  • Leon

    Where do you think these stories originated?
    Most were sourced in the Guardian & Telegraph over the past twelve months and some go back even further.
    Tax scandals? Cash in hand payments? Child abuse? Open your eyes & ears. It’s all there in headlines if you could be arsed to look for it.

  • WalterBroeckx

    I only read headlines from newspapers and they have never caught my eyes.
    And I think it should be a major headline when the “best club in the world” is accused of such things.

  • Leon

    These things rarely make the front pages, but recent scandals at FIFA & UEFA and the sex abuse by coaches have been major plus headline news at BBC, Guardian, Telegraph & even the hated Mail.
    The journalists are often self employed & contracted to agencies, so have no club bias.

  • Leon

    I expect the Barca tax stuff was pretty big in Spain though, but has little interest elsewhere TBH.

  • Goonermikey

    @ Leon

    “The journalists are often self employed & contracted to agencies, so have no club bias”.

    Really, so if you’re self-employed and want to sell a story to a newspaper that loves Man U and hates Arsenal, you’d be confident about doing a pro-Arsenal and anti- Man U story and still being able to pay the bills?!!!

  • Menace

    The simple fact is that the media in UK are not willing to accept that their blue eyed boys can have been caught with their fingers in the cookie jar. The whole lot hide the truth & bend anything to get their version of racism or bias through to the public.

    This bunch of corrupt people are part of the anti Wenger brigade because of his outing of the Marseille
    cheats. There are many who cannot stomach the high moral ground that Wenger treads.

  • Leon

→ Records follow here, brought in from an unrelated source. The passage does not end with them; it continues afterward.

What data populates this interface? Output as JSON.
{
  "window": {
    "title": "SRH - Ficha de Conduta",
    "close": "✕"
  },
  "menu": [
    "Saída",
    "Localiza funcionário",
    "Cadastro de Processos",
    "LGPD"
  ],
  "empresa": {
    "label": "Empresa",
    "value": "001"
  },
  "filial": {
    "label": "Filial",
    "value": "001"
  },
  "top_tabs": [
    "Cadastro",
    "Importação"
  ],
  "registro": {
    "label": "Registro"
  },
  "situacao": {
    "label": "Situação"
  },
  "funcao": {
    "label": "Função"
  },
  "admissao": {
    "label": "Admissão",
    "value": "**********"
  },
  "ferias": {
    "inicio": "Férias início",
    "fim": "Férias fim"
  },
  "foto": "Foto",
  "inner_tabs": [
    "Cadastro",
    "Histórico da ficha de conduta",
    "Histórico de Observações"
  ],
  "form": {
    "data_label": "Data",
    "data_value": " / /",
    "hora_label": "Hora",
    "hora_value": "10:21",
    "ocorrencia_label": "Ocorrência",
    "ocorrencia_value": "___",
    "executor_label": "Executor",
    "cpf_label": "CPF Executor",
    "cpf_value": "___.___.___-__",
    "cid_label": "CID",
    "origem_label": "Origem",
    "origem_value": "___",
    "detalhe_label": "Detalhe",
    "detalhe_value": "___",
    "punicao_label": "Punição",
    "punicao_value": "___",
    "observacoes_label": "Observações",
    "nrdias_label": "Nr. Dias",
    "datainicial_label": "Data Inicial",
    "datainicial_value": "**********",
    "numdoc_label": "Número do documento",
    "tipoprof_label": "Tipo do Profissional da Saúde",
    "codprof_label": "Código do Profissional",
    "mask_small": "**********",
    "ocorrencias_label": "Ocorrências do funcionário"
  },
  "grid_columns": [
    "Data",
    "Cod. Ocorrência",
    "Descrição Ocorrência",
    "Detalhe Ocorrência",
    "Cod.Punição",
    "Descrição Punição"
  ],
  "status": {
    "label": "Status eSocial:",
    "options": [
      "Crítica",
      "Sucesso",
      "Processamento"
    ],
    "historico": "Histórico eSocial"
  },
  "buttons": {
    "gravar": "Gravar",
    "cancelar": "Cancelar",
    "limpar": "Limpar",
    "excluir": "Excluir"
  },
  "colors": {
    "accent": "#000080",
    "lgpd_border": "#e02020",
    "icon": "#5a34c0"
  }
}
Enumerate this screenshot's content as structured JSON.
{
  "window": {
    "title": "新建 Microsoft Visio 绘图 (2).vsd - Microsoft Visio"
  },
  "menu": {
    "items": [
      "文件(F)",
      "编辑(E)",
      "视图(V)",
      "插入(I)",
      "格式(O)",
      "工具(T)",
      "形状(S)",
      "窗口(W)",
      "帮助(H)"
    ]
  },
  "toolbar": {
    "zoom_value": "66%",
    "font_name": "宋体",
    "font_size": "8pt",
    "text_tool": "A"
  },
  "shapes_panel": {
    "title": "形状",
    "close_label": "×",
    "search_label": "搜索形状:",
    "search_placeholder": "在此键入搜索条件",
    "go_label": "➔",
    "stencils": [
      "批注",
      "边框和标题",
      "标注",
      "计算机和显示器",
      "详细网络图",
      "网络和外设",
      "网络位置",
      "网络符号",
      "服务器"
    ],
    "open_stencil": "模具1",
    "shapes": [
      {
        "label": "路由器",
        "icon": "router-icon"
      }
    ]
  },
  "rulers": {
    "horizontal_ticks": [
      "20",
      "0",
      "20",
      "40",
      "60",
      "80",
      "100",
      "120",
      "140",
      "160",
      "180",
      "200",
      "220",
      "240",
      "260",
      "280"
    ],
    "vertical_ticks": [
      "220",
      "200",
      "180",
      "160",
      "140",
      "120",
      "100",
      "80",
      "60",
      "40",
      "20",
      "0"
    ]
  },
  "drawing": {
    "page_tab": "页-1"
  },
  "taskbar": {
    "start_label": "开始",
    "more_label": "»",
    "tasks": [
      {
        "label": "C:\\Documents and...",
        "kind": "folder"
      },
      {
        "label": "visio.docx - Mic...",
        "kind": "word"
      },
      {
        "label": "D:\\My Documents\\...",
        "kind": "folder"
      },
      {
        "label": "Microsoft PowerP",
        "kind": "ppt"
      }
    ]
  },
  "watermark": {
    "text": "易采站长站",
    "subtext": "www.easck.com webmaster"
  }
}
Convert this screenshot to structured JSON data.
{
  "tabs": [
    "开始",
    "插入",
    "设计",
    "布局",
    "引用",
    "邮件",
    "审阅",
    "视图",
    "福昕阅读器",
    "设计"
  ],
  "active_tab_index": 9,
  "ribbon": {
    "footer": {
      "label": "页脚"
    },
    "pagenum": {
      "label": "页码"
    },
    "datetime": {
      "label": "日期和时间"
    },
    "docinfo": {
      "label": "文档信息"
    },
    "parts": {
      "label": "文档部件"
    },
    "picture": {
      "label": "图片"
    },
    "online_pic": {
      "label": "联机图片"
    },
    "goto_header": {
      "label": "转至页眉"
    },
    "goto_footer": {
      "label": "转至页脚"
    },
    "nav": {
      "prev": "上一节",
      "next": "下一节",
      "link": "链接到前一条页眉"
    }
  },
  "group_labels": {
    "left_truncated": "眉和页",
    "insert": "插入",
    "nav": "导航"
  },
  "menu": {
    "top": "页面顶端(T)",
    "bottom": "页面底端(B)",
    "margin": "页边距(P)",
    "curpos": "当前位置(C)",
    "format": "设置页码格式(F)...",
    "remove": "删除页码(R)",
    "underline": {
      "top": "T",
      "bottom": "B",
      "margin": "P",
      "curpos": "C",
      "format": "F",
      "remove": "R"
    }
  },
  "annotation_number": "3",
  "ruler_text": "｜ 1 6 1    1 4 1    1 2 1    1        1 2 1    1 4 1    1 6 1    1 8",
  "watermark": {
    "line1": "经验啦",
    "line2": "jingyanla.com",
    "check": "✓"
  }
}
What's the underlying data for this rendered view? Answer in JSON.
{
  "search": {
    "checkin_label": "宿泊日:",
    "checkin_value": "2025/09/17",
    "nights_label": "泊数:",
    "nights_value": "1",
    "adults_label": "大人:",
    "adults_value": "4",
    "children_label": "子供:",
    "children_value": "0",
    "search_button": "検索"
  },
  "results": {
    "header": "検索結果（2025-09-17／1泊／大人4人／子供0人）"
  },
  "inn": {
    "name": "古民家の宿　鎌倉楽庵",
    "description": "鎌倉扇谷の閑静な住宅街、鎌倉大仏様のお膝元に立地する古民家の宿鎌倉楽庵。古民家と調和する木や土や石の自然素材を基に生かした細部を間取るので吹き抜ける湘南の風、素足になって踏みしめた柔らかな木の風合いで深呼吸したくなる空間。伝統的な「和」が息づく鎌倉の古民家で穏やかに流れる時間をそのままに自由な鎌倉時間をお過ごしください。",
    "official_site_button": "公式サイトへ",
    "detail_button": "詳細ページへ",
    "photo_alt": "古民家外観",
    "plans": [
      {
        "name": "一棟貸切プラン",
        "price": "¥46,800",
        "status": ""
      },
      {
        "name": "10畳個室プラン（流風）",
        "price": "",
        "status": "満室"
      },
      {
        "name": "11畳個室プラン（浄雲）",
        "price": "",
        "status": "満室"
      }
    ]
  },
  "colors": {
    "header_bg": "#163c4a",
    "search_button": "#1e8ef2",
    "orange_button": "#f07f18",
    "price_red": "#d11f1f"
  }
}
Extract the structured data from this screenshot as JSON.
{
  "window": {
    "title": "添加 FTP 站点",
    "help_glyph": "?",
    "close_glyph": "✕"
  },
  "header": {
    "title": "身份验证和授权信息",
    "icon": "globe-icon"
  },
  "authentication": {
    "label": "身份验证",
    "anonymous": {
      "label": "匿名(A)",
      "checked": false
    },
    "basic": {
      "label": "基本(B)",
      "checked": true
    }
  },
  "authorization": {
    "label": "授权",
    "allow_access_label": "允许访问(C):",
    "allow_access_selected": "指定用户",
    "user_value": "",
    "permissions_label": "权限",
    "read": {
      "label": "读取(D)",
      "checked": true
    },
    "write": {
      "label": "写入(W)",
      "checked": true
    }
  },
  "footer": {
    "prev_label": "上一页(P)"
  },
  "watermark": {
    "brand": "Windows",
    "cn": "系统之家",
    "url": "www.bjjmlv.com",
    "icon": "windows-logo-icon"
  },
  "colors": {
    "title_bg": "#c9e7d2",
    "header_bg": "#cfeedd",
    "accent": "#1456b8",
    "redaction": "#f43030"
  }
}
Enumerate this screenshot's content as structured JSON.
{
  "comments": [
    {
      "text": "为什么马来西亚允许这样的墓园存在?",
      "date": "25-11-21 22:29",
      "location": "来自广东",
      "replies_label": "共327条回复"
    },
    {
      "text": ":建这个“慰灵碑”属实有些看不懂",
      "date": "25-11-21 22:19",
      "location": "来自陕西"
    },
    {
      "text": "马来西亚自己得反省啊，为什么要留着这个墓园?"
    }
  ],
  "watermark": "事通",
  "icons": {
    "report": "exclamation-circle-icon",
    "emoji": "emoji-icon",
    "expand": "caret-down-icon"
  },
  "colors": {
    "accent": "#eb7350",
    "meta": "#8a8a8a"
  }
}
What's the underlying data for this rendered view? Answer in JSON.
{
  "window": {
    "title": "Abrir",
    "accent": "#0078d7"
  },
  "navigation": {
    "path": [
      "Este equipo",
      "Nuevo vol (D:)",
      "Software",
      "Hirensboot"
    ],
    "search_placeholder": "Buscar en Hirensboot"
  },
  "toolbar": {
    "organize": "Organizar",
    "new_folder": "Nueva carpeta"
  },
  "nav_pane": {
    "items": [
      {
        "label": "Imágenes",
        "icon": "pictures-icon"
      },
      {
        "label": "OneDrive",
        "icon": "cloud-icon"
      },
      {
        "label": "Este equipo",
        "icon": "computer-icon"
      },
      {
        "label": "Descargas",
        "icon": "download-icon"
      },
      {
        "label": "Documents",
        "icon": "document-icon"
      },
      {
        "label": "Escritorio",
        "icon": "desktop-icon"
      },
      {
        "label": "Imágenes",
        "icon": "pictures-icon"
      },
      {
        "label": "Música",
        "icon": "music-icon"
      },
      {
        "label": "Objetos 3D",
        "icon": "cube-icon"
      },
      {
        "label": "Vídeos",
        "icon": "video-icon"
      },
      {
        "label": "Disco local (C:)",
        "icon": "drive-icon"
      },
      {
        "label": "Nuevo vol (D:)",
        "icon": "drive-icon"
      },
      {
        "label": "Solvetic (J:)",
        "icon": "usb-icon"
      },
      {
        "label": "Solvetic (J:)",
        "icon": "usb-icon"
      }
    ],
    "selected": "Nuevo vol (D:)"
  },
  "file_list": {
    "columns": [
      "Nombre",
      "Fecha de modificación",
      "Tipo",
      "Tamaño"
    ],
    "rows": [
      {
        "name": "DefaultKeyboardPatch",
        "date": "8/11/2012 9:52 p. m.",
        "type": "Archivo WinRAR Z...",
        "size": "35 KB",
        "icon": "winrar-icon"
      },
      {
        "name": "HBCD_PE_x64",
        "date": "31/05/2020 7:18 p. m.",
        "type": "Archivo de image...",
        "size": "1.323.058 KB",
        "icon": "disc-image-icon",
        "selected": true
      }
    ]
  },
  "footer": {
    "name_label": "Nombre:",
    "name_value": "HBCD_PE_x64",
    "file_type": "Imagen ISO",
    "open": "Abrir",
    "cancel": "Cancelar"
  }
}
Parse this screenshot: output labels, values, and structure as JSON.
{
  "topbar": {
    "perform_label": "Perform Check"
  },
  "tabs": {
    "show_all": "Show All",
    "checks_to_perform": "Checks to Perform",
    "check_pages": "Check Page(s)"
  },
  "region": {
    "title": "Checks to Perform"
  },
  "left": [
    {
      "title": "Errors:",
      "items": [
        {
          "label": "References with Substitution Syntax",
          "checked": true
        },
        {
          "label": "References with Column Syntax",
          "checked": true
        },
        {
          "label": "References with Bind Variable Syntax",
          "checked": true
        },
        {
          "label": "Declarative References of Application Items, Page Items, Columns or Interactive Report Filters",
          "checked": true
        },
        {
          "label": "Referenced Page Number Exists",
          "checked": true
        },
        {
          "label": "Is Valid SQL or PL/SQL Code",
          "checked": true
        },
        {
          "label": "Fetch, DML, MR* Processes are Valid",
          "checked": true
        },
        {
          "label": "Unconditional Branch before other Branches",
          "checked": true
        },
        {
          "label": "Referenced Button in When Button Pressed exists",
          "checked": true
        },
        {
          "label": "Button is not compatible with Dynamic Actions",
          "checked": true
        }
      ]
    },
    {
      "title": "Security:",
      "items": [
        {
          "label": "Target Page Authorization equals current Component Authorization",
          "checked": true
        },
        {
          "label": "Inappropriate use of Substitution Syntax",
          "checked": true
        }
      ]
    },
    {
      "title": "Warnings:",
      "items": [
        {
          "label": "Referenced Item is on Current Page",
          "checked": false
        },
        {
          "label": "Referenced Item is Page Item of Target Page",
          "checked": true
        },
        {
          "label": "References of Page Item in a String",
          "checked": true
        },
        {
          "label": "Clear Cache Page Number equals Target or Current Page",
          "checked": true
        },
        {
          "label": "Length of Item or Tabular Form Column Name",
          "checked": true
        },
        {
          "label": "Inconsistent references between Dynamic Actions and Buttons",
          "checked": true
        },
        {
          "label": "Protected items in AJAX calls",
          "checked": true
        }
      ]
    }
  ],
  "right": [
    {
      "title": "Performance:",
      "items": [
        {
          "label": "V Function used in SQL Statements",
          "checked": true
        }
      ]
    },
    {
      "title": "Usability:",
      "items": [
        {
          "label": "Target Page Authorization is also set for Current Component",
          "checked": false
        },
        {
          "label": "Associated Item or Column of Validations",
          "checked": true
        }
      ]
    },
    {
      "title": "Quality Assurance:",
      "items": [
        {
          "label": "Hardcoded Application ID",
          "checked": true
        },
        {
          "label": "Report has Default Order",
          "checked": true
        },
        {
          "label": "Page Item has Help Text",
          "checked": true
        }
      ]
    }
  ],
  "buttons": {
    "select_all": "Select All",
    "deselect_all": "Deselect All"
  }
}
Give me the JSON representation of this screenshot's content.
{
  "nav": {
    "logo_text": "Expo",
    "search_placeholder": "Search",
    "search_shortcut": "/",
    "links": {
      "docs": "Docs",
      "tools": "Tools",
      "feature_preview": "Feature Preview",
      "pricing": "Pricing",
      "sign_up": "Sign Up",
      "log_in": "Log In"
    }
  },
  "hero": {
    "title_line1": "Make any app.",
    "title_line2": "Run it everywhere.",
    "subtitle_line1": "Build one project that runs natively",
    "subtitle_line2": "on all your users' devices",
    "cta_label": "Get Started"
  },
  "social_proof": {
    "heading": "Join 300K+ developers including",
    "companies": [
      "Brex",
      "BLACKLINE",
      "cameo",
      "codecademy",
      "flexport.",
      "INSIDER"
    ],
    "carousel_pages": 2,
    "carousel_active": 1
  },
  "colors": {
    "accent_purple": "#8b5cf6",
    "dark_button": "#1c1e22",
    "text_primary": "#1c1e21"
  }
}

    I have no doubt that that is true and applies to all football clubs.
    The journalist who write anti team stories tend to be employed full time by national newspapers and can write more or less anything with impunity.
    But my issue here today is how journalists (like Andrew Jennings) investigate and report corruption. Walter appears to think the media ignore it and it only gets revealed on Untold Arsenal.